The importance, and courage, of this first leap of faith should not be underestimated. In the example of the children above, often we order forgiveness, as parents, wanting the kids to just ‘get over it’ and be friends again. If you watch though, you will see that it takes a decision by the hurt child to trust the encouragement of the parent and take a leap of faith in forgiving and moving on. This is no small thing. In the same way with us, Christ calls us to be active participants in our faith.
So, if forgiveness is a waypoint, where does it lead us? Jesus came to end our state of sin, our isolation from one another, and God. Through the saving Grace of Christ, we are returned to God, from our error of self-consciousness and ego. Christ, in his sacrifice for us, reverses the cruel game of the serpent on Adam and Eve. Through Christ, we lose our individual selves and are reunited with the divine, where no isolation, fear, anxiety, or any of the other innumerable ills of the isolated soul, exist. Christ shows us that it is not through self preservation, in isolation and fear, that we find freedom, but through self sacrifice in Him.

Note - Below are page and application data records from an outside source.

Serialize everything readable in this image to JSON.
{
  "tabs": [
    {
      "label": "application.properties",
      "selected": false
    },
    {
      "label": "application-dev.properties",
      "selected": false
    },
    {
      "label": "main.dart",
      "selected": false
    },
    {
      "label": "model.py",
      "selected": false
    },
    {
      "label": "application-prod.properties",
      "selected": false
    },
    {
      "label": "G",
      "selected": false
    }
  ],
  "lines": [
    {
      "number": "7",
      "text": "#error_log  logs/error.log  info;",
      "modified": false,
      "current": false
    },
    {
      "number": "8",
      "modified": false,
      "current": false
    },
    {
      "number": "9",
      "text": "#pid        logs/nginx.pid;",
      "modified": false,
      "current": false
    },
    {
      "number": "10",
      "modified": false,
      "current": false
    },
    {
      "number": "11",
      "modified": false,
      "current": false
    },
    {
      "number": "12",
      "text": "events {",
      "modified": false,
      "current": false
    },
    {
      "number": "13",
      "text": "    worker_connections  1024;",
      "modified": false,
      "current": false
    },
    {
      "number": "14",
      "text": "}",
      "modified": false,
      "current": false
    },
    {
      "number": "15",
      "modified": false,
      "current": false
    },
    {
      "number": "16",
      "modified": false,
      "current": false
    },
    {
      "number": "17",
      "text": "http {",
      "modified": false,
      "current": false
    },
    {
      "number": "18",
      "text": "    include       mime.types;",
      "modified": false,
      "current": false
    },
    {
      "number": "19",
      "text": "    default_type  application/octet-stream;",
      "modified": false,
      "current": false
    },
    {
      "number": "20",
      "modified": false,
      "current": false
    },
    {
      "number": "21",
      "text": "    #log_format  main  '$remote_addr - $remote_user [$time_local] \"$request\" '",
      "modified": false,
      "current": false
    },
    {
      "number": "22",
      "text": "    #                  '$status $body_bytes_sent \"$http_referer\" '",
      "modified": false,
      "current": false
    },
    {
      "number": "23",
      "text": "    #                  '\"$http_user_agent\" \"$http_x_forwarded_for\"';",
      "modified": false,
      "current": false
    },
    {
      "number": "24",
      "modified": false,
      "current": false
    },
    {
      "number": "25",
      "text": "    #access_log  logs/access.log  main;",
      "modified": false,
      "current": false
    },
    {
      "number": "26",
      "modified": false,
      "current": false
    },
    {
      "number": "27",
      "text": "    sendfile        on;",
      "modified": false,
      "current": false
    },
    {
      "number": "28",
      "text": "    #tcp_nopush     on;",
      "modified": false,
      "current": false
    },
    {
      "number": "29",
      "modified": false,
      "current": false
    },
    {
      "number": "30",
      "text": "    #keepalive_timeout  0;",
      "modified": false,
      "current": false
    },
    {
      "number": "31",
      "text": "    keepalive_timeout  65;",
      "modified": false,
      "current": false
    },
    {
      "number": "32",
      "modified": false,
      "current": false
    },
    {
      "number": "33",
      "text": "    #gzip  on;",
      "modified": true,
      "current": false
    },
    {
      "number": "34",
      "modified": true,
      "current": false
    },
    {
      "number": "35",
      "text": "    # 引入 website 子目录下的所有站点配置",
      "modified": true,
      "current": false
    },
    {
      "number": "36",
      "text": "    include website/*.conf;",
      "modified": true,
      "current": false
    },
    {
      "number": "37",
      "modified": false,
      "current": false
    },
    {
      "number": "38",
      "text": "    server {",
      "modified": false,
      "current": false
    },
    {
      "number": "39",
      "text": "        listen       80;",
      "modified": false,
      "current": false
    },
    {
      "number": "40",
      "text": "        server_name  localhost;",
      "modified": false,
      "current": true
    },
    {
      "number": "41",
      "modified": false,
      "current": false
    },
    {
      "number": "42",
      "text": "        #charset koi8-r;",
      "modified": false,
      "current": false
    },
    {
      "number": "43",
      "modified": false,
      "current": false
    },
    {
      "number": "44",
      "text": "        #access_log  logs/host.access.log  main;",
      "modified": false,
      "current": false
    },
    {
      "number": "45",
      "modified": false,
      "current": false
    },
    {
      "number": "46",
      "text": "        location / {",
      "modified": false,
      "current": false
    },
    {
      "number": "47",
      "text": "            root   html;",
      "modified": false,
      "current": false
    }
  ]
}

When we stop identifying with our own individuality, and that of the one who has hurt us, and we identify with the unifying nature of Christ with each of us, the concept of forgiveness is no longer needed. There is unity between two aparrent separate identities and that unity is achieved through Christ. In those who are evil, who have hurt us, it can be hard to see Christ through the evil of that individual. It is in these moments, when it is hard for us to see, that the strength of our faith must carry us through, the reliance on, not our individual understanding, but that of Christ within must be allowed to prevail.
I understand that, especially for those in pain right now, struggling to forgive and understand what is going on, these can seem like untouchable ideals. If it feels that way, it’s ok. Find a way to keep moving forward in faith. Use scripture, clergy, family, friends, prayer, counseling, workouts, whatever- but find a way. Don’t use fear and isolation to combat fear and isolation. Be easy with yourself, let others in to help you, and reach out. Christ’s promises are not to be left as a intellectual ideal but a living truth for all.